Updated: May 24
Assembly Bill 386 sailed through the Assembly Judiciary Committee last week on a unanimous vote with virtually no discussion about its provisions. The measure also received express treatment a few days earlier from the Assembly committee that deals with public employee matters.
Given its cavalier handling, one might think that AB 386, carried by Assemblyman Jim Cooper, an Elk Grove Democrat, is just another minor change in law. In fact, however, it would allow the financially shaky California Public Employees Retirement System (CalPERS) to semi-secretly lend out untold billions of dollars by exempting details from the state’s Public Records Act.
Potentially it opens the door to insider dealing and corruption in an agency that’s already experienced too many scandals, including a huge one that sent CalPERS’ top administrator to prison for accepting bribes.
Get a veteran journalist's take on what's going on in California with a weekly round-up of Dan's column every Friday.

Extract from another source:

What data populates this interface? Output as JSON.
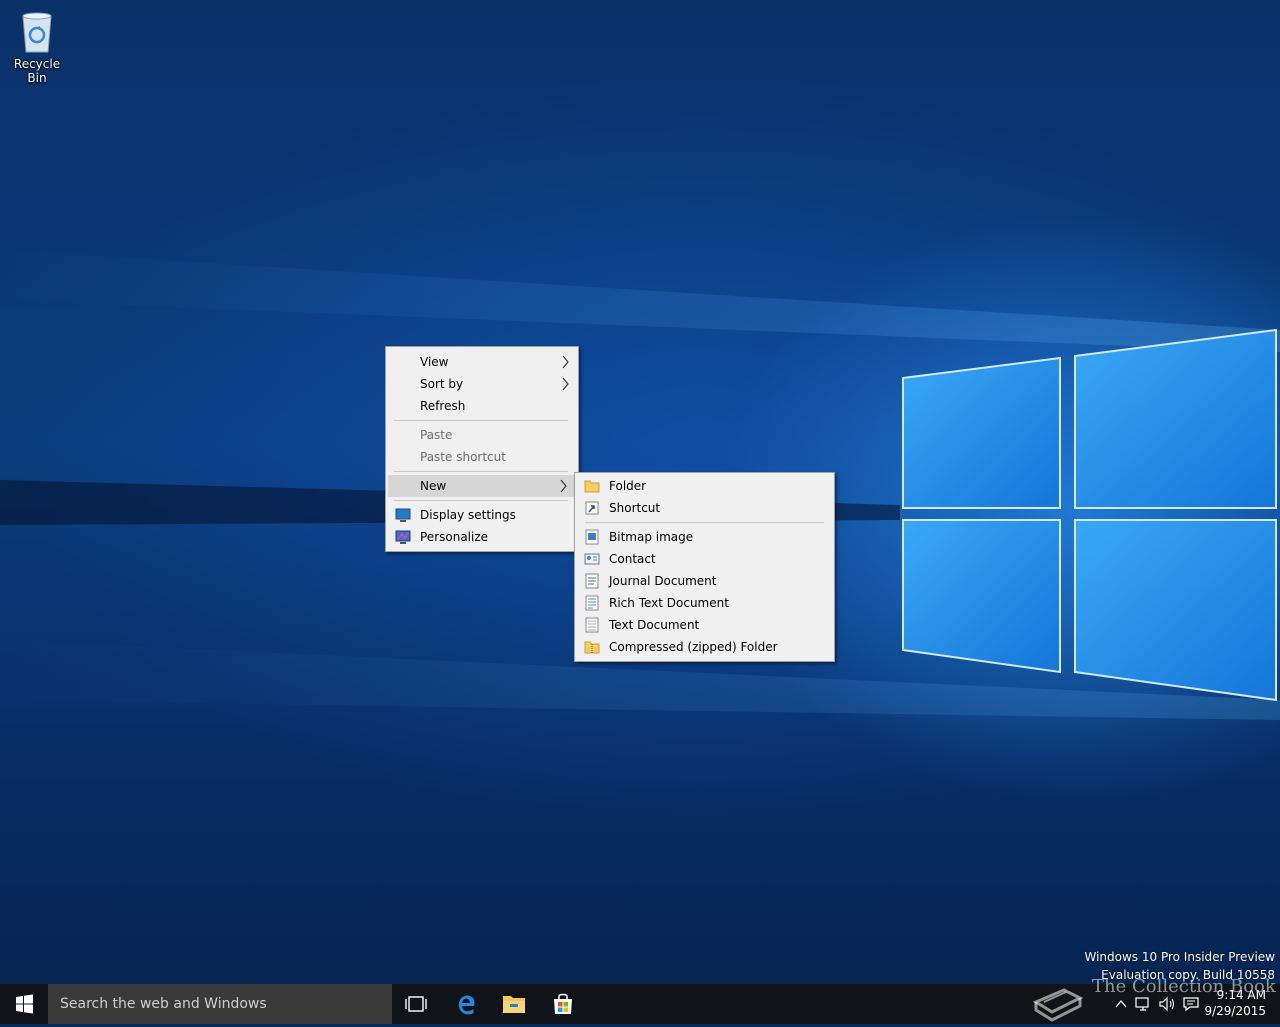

CalPERS, which is sponsoring the bill with support from some unions and local governments, claims that the exemption is no big deal since the money it lends through “alternative investment vehicles” such as venture capital funds and hedge funds is already partially exempted from disclosure.
However, there is a big difference. Using outside entities to invest means they have skin in the game. Direct lending by CalPERS means that its board members, administrators and other insiders would be making lending decisions on their own without outside scrutiny. CalPERS’ rationale is that using alternative investment partners is costly because of their fees, and that direct lending could potentially result in higher earnings. However, it says, disclosing loan details would discourage many would-be borrowers from seeking CalPERS loans, thus limiting potential gains.
Underlying that rationale is that CalPERS’ $440 billion in assets are, by its own calculations, only about 71% of what’s needed to make pension payments that state and local governments have promised their workers. It has ratcheted up mandatory “contributions” from its client agencies to close the gap, but it’s also been chronically unable to meet its self-proclaimed investment earnings goal of 7% a year.